Problem to solve
Scan the data below and state how many of its lines contain the word "curLoop", giving only the figure.

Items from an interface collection
——————
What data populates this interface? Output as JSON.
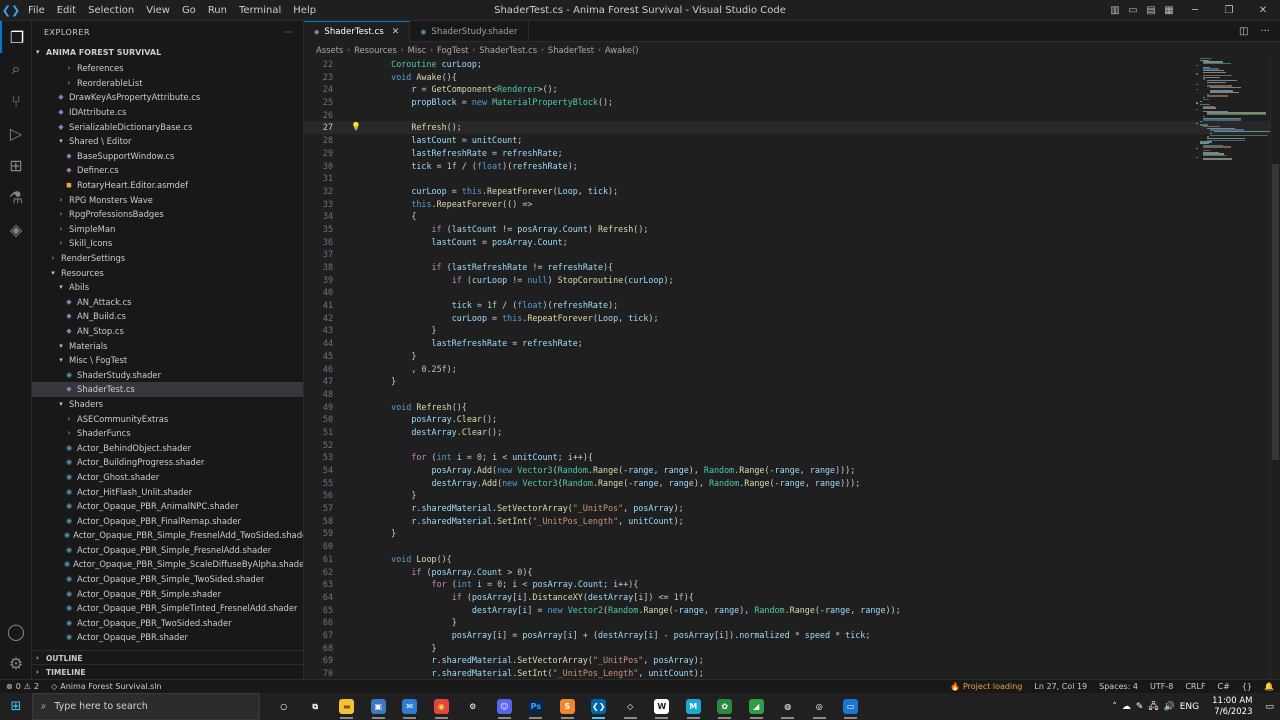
{
  "window": {
    "title": "ShaderTest.cs - Anima Forest Survival - Visual Studio Code",
    "menu": [
      "File",
      "Edit",
      "Selection",
      "View",
      "Go",
      "Run",
      "Terminal",
      "Help"
    ]
  },
  "sidebar": {
    "header": "EXPLORER",
    "project": "ANIMA FOREST SURVIVAL",
    "tree": [
      {
        "label": "References",
        "depth": 3,
        "kind": "folder",
        "open": false
      },
      {
        "label": "ReorderableList",
        "depth": 3,
        "kind": "folder",
        "open": false
      },
      {
        "label": "DrawKeyAsPropertyAttribute.cs",
        "depth": 2,
        "kind": "cs"
      },
      {
        "label": "IDAttribute.cs",
        "depth": 2,
        "kind": "cs"
      },
      {
        "label": "SerializableDictionaryBase.cs",
        "depth": 2,
        "kind": "cs"
      },
      {
        "label": "Shared \\ Editor",
        "depth": 2,
        "kind": "folder",
        "open": true
      },
      {
        "label": "BaseSupportWindow.cs",
        "depth": 3,
        "kind": "cs"
      },
      {
        "label": "Definer.cs",
        "depth": 3,
        "kind": "cs"
      },
      {
        "label": "RotaryHeart.Editor.asmdef",
        "depth": 3,
        "kind": "asm"
      },
      {
        "label": "RPG Monsters Wave",
        "depth": 2,
        "kind": "folder",
        "open": false
      },
      {
        "label": "RpgProfessionsBadges",
        "depth": 2,
        "kind": "folder",
        "open": false
      },
      {
        "label": "SimpleMan",
        "depth": 2,
        "kind": "folder",
        "open": false
      },
      {
        "label": "Skill_Icons",
        "depth": 2,
        "kind": "folder",
        "open": false
      },
      {
        "label": "RenderSettings",
        "depth": 1,
        "kind": "folder",
        "open": false
      },
      {
        "label": "Resources",
        "depth": 1,
        "kind": "folder",
        "open": true
      },
      {
        "label": "Abils",
        "depth": 2,
        "kind": "folder",
        "open": true
      },
      {
        "label": "AN_Attack.cs",
        "depth": 3,
        "kind": "cs"
      },
      {
        "label": "AN_Build.cs",
        "depth": 3,
        "kind": "cs"
      },
      {
        "label": "AN_Stop.cs",
        "depth": 3,
        "kind": "cs"
      },
      {
        "label": "Materials",
        "depth": 2,
        "kind": "folder",
        "open": true
      },
      {
        "label": "Misc \\ FogTest",
        "depth": 2,
        "kind": "folder",
        "open": true
      },
      {
        "label": "ShaderStudy.shader",
        "depth": 3,
        "kind": "shader"
      },
      {
        "label": "ShaderTest.cs",
        "depth": 3,
        "kind": "cs",
        "selected": true
      },
      {
        "label": "Shaders",
        "depth": 2,
        "kind": "folder",
        "open": true
      },
      {
        "label": "ASECommunityExtras",
        "depth": 3,
        "kind": "folder",
        "open": false
      },
      {
        "label": "ShaderFuncs",
        "depth": 3,
        "kind": "folder",
        "open": false
      },
      {
        "label": "Actor_BehindObject.shader",
        "depth": 3,
        "kind": "shader"
      },
      {
        "label": "Actor_BuildingProgress.shader",
        "depth": 3,
        "kind": "shader"
      },
      {
        "label": "Actor_Ghost.shader",
        "depth": 3,
        "kind": "shader"
      },
      {
        "label": "Actor_HitFlash_Unlit.shader",
        "depth": 3,
        "kind": "shader"
      },
      {
        "label": "Actor_Opaque_PBR_AnimalNPC.shader",
        "depth": 3,
        "kind": "shader"
      },
      {
        "label": "Actor_Opaque_PBR_FinalRemap.shader",
        "depth": 3,
        "kind": "shader"
      },
      {
        "label": "Actor_Opaque_PBR_Simple_FresnelAdd_TwoSided.shader",
        "depth": 3,
        "kind": "shader"
      },
      {
        "label": "Actor_Opaque_PBR_Simple_FresnelAdd.shader",
        "depth": 3,
        "kind": "shader"
      },
      {
        "label": "Actor_Opaque_PBR_Simple_ScaleDiffuseByAlpha.shader",
        "depth": 3,
        "kind": "shader"
      },
      {
        "label": "Actor_Opaque_PBR_Simple_TwoSided.shader",
        "depth": 3,
        "kind": "shader"
      },
      {
        "label": "Actor_Opaque_PBR_Simple.shader",
        "depth": 3,
        "kind": "shader"
      },
      {
        "label": "Actor_Opaque_PBR_SimpleTinted_FresnelAdd.shader",
        "depth": 3,
        "kind": "shader"
      },
      {
        "label": "Actor_Opaque_PBR_TwoSided.shader",
        "depth": 3,
        "kind": "shader"
      },
      {
        "label": "Actor_Opaque_PBR.shader",
        "depth": 3,
        "kind": "shader"
      }
    ],
    "outline": "OUTLINE",
    "timeline": "TIMELINE"
  },
  "tabs": [
    {
      "label": "ShaderTest.cs",
      "active": true,
      "kind": "cs"
    },
    {
      "label": "ShaderStudy.shader",
      "active": false,
      "kind": "shader"
    }
  ],
  "breadcrumb": [
    "Assets",
    "Resources",
    "Misc",
    "FogTest",
    "ShaderTest.cs",
    "ShaderTest",
    "Awake()"
  ],
  "editor": {
    "current_line": 27,
    "lines": [
      {
        "n": 22,
        "src": "    Coroutine curLoop;"
      },
      {
        "n": 23,
        "src": "    void Awake(){"
      },
      {
        "n": 24,
        "src": "        r = GetComponent<Renderer>();"
      },
      {
        "n": 25,
        "src": "        propBlock = new MaterialPropertyBlock();"
      },
      {
        "n": 26,
        "src": ""
      },
      {
        "n": 27,
        "src": "        Refresh();"
      },
      {
        "n": 28,
        "src": "        lastCount = unitCount;"
      },
      {
        "n": 29,
        "src": "        lastRefreshRate = refreshRate;"
      },
      {
        "n": 30,
        "src": "        tick = 1f / (float)(refreshRate);"
      },
      {
        "n": 31,
        "src": ""
      },
      {
        "n": 32,
        "src": "        curLoop = this.RepeatForever(Loop, tick);"
      },
      {
        "n": 33,
        "src": "        this.RepeatForever(() =>"
      },
      {
        "n": 34,
        "src": "        {"
      },
      {
        "n": 35,
        "src": "            if (lastCount != posArray.Count) Refresh();"
      },
      {
        "n": 36,
        "src": "            lastCount = posArray.Count;"
      },
      {
        "n": 37,
        "src": ""
      },
      {
        "n": 38,
        "src": "            if (lastRefreshRate != refreshRate){"
      },
      {
        "n": 39,
        "src": "                if (curLoop != null) StopCoroutine(curLoop);"
      },
      {
        "n": 40,
        "src": ""
      },
      {
        "n": 41,
        "src": "                tick = 1f / (float)(refreshRate);"
      },
      {
        "n": 42,
        "src": "                curLoop = this.RepeatForever(Loop, tick);"
      },
      {
        "n": 43,
        "src": "            }"
      },
      {
        "n": 44,
        "src": "            lastRefreshRate = refreshRate;"
      },
      {
        "n": 45,
        "src": "        }"
      },
      {
        "n": 46,
        "src": "        , 0.25f);"
      },
      {
        "n": 47,
        "src": "    }"
      },
      {
        "n": 48,
        "src": ""
      },
      {
        "n": 49,
        "src": "    void Refresh(){"
      },
      {
        "n": 50,
        "src": "        posArray.Clear();"
      },
      {
        "n": 51,
        "src": "        destArray.Clear();"
      },
      {
        "n": 52,
        "src": ""
      },
      {
        "n": 53,
        "src": "        for (int i = 0; i < unitCount; i++){"
      },
      {
        "n": 54,
        "src": "            posArray.Add(new Vector3(Random.Range(-range, range), Random.Range(-range, range)));"
      },
      {
        "n": 55,
        "src": "            destArray.Add(new Vector3(Random.Range(-range, range), Random.Range(-range, range)));"
      },
      {
        "n": 56,
        "src": "        }"
      },
      {
        "n": 57,
        "src": "        r.sharedMaterial.SetVectorArray(\"_UnitPos\", posArray);"
      },
      {
        "n": 58,
        "src": "        r.sharedMaterial.SetInt(\"_UnitPos_Length\", unitCount);"
      },
      {
        "n": 59,
        "src": "    }"
      },
      {
        "n": 60,
        "src": ""
      },
      {
        "n": 61,
        "src": "    void Loop(){"
      },
      {
        "n": 62,
        "src": "        if (posArray.Count > 0){"
      },
      {
        "n": 63,
        "src": "            for (int i = 0; i < posArray.Count; i++){"
      },
      {
        "n": 64,
        "src": "                if (posArray[i].DistanceXY(destArray[i]) <= 1f){"
      },
      {
        "n": 65,
        "src": "                    destArray[i] = new Vector2(Random.Range(-range, range), Random.Range(-range, range));"
      },
      {
        "n": 66,
        "src": "                }"
      },
      {
        "n": 67,
        "src": "                posArray[i] = posArray[i] + (destArray[i] - posArray[i]).normalized * speed * tick;"
      },
      {
        "n": 68,
        "src": "            }"
      },
      {
        "n": 69,
        "src": "            r.sharedMaterial.SetVectorArray(\"_UnitPos\", posArray);"
      },
      {
        "n": 70,
        "src": "            r.sharedMaterial.SetInt(\"_UnitPos_Length\", unitCount);"
      }
    ]
  },
  "statusbar": {
    "errors": "0",
    "warnings": "2",
    "solution": "Anima Forest Survival.sln",
    "project_loading": "Project loading",
    "position": "Ln 27, Col 19",
    "spaces": "Spaces: 4",
    "encoding": "UTF-8",
    "eol": "CRLF",
    "language": "C#"
  },
  "taskbar": {
    "search_placeholder": "Type here to search",
    "time": "11:00 AM",
    "date": "7/6/2023",
    "apps": [
      "cortana-icon",
      "task-view-icon",
      "file-explorer-icon",
      "explorer-window-icon",
      "mail-icon",
      "chrome-icon",
      "settings-icon",
      "discord-icon",
      "photoshop-icon",
      "sublime-icon",
      "vscode-icon",
      "unity-icon",
      "webex-icon",
      "medibang-icon",
      "paint-icon",
      "feather-app-icon",
      "blender-icon",
      "obs-icon",
      "screenshot-app-icon"
    ]
  },
  "colors": {
    "accent": "#0078d4",
    "editor_bg": "#1f1f1f",
    "sidebar_bg": "#181818",
    "keyword": "#569cd6",
    "type": "#4ec9b0",
    "function": "#dcdcaa",
    "string": "#ce9178",
    "number": "#b5cea8"
  }
}
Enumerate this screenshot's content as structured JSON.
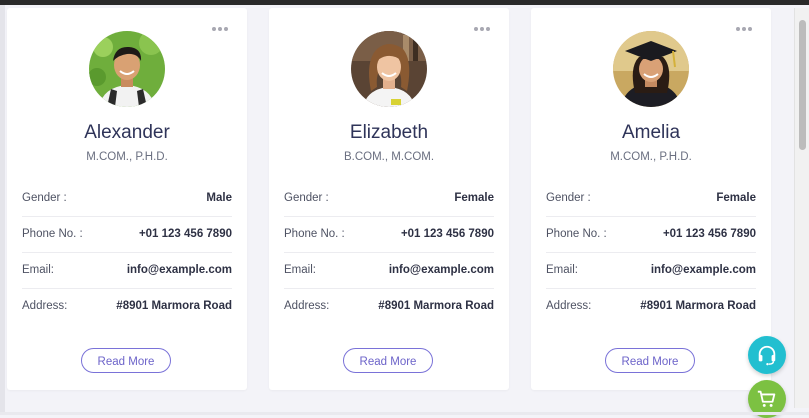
{
  "cards": [
    {
      "name": "Alexander",
      "degree": "M.COM., P.H.D.",
      "avatar_icon": "male-student-photo",
      "fields": [
        {
          "label": "Gender :",
          "value": "Male"
        },
        {
          "label": "Phone No. :",
          "value": "+01 123 456 7890"
        },
        {
          "label": "Email:",
          "value": "info@example.com"
        },
        {
          "label": "Address:",
          "value": "#8901 Marmora Road"
        }
      ],
      "button_label": "Read More"
    },
    {
      "name": "Elizabeth",
      "degree": "B.COM., M.COM.",
      "avatar_icon": "female-student-photo",
      "fields": [
        {
          "label": "Gender :",
          "value": "Female"
        },
        {
          "label": "Phone No. :",
          "value": "+01 123 456 7890"
        },
        {
          "label": "Email:",
          "value": "info@example.com"
        },
        {
          "label": "Address:",
          "value": "#8901 Marmora Road"
        }
      ],
      "button_label": "Read More"
    },
    {
      "name": "Amelia",
      "degree": "M.COM., P.H.D.",
      "avatar_icon": "graduate-photo",
      "fields": [
        {
          "label": "Gender :",
          "value": "Female"
        },
        {
          "label": "Phone No. :",
          "value": "+01 123 456 7890"
        },
        {
          "label": "Email:",
          "value": "info@example.com"
        },
        {
          "label": "Address:",
          "value": "#8901 Marmora Road"
        }
      ],
      "button_label": "Read More"
    }
  ],
  "floating_buttons": [
    {
      "icon": "headset-icon",
      "color": "#22bfd0"
    },
    {
      "icon": "cart-icon",
      "color": "#7cc142"
    }
  ],
  "colors": {
    "title": "#2f3459",
    "accent": "#7a72d8",
    "background": "#f3f3f8"
  }
}
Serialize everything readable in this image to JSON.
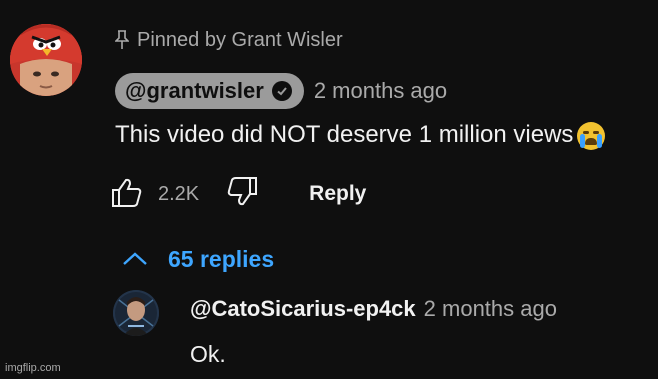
{
  "pinned": {
    "label": "Pinned by Grant Wisler"
  },
  "comment": {
    "author": "@grantwisler",
    "time": "2 months ago",
    "text": "This video did NOT deserve 1 million views",
    "emoji": "loudly-crying-face",
    "likes": "2.2K",
    "reply_label": "Reply"
  },
  "replies_toggle": {
    "label": "65 replies"
  },
  "reply": {
    "author": "@CatoSicarius-ep4ck",
    "time": "2 months ago",
    "text": "Ok."
  },
  "watermark": "imgflip.com",
  "colors": {
    "background": "#0f0f0f",
    "link_blue": "#3ea6ff",
    "secondary_text": "#aaaaaa",
    "author_chip": "#9b9b9b"
  }
}
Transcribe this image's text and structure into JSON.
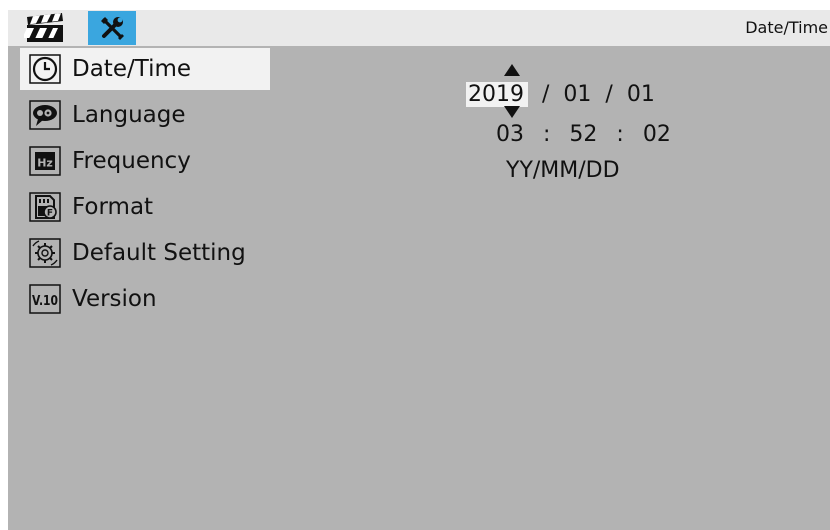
{
  "topbar": {
    "tabs": [
      {
        "name": "video",
        "icon": "clapperboard-icon",
        "selected": false
      },
      {
        "name": "settings",
        "icon": "tools-icon",
        "selected": true
      }
    ],
    "title": "Date/Time"
  },
  "menu": {
    "items": [
      {
        "label": "Date/Time",
        "icon": "clock-icon",
        "selected": true
      },
      {
        "label": "Language",
        "icon": "speech-bubble-icon",
        "selected": false
      },
      {
        "label": "Frequency",
        "icon": "hz-icon",
        "selected": false
      },
      {
        "label": "Format",
        "icon": "sd-card-format-icon",
        "selected": false
      },
      {
        "label": "Default Setting",
        "icon": "gear-reset-icon",
        "selected": false
      },
      {
        "label": "Version",
        "icon": "version-icon",
        "selected": false
      }
    ]
  },
  "datetime": {
    "year": "2019",
    "month": "01",
    "day": "01",
    "date_separator": "/",
    "hour": "03",
    "minute": "52",
    "second": "02",
    "time_separator": ":",
    "format": "YY/MM/DD"
  },
  "icons": {
    "version_text": "V.10",
    "hz_text": "Hz"
  },
  "colors": {
    "screen_bg": "#b3b3b3",
    "topbar_bg": "#e9e9e9",
    "selected_tab_bg": "#3aa6df",
    "highlight_bg": "#f2f2f2",
    "text": "#111111"
  }
}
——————
Expected output
4